──────── SOURCE MATERIAL
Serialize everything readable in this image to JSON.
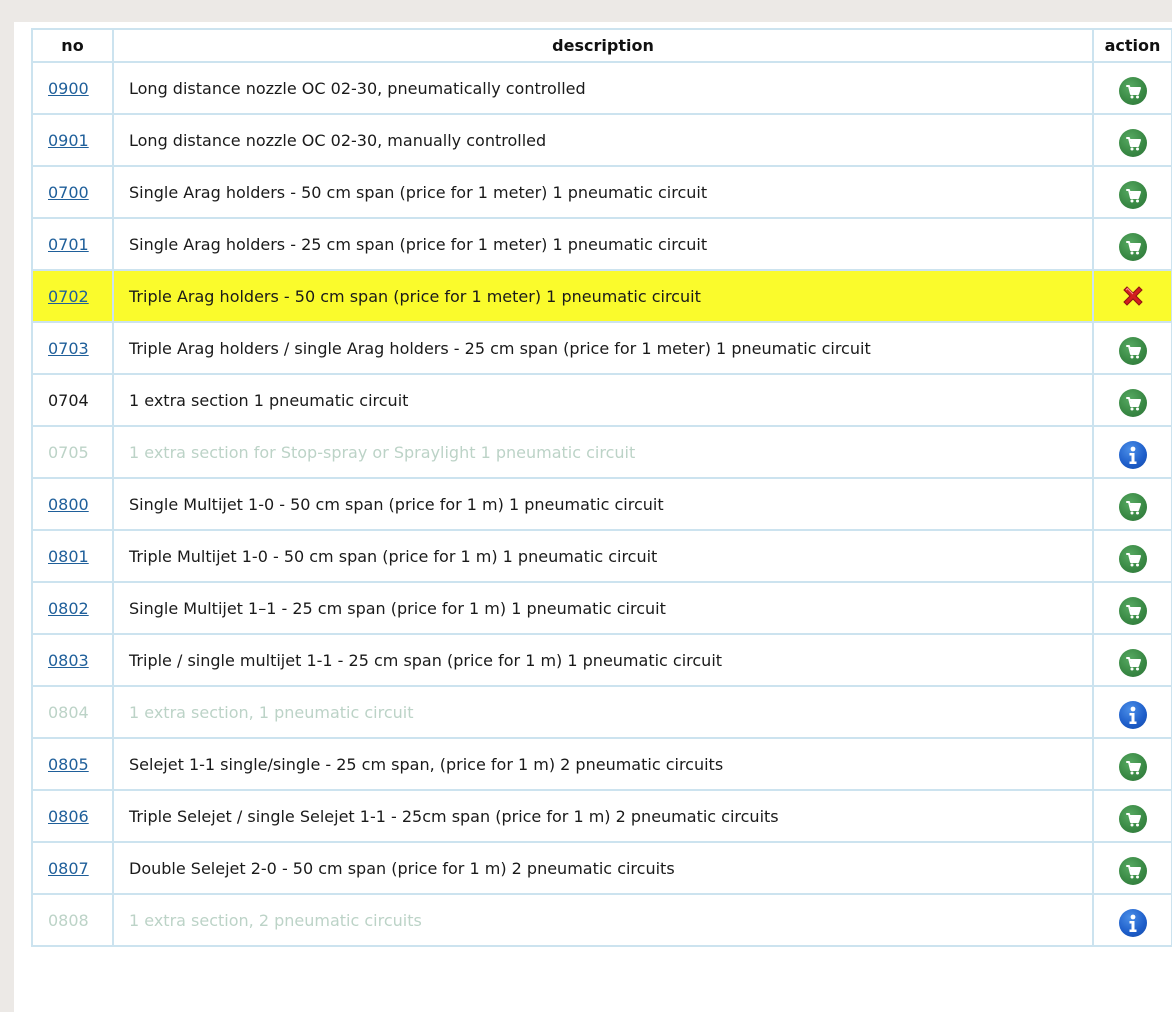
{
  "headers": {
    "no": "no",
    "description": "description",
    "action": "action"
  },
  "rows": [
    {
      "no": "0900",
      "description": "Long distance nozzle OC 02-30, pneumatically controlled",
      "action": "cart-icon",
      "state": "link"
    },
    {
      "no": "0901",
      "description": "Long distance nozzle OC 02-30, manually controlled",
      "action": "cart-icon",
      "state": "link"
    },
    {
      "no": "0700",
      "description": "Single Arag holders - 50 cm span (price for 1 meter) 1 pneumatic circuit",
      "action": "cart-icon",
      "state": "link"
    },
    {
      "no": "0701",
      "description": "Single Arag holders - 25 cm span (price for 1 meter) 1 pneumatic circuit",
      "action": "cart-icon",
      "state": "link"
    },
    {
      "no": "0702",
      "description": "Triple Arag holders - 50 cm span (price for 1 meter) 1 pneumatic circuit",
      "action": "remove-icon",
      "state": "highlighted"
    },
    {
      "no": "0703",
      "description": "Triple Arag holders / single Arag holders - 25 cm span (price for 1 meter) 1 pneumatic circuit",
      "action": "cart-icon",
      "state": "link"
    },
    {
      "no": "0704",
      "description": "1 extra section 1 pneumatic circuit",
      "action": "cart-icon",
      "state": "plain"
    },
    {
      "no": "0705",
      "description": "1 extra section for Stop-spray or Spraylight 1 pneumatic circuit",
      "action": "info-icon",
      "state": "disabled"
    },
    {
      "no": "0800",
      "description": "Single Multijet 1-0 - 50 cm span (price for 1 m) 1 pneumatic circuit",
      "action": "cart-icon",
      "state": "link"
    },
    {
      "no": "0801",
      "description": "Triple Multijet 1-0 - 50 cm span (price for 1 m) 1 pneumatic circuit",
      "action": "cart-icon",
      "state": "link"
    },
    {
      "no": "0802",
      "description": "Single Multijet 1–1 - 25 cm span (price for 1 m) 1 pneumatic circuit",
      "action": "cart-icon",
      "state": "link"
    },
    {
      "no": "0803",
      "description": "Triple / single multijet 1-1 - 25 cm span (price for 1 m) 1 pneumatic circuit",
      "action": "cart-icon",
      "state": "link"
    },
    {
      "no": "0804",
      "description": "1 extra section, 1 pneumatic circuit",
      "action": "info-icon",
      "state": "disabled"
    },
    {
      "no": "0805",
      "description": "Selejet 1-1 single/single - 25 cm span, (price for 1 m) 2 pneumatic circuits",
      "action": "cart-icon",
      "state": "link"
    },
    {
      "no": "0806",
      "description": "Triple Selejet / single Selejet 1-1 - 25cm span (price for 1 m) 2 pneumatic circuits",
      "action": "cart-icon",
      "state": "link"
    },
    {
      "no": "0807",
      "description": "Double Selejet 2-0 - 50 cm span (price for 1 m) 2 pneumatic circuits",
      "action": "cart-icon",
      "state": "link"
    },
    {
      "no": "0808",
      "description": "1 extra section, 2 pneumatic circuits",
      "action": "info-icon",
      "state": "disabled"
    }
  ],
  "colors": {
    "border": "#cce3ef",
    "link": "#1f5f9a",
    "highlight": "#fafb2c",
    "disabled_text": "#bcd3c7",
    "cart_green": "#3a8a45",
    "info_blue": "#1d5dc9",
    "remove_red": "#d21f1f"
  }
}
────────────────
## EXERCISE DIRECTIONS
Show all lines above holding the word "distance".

## REPLY
      "description": "Long distance nozzle OC 02-30, pneumatically controlled",
      "description": "Long distance nozzle OC 02-30, manually controlled",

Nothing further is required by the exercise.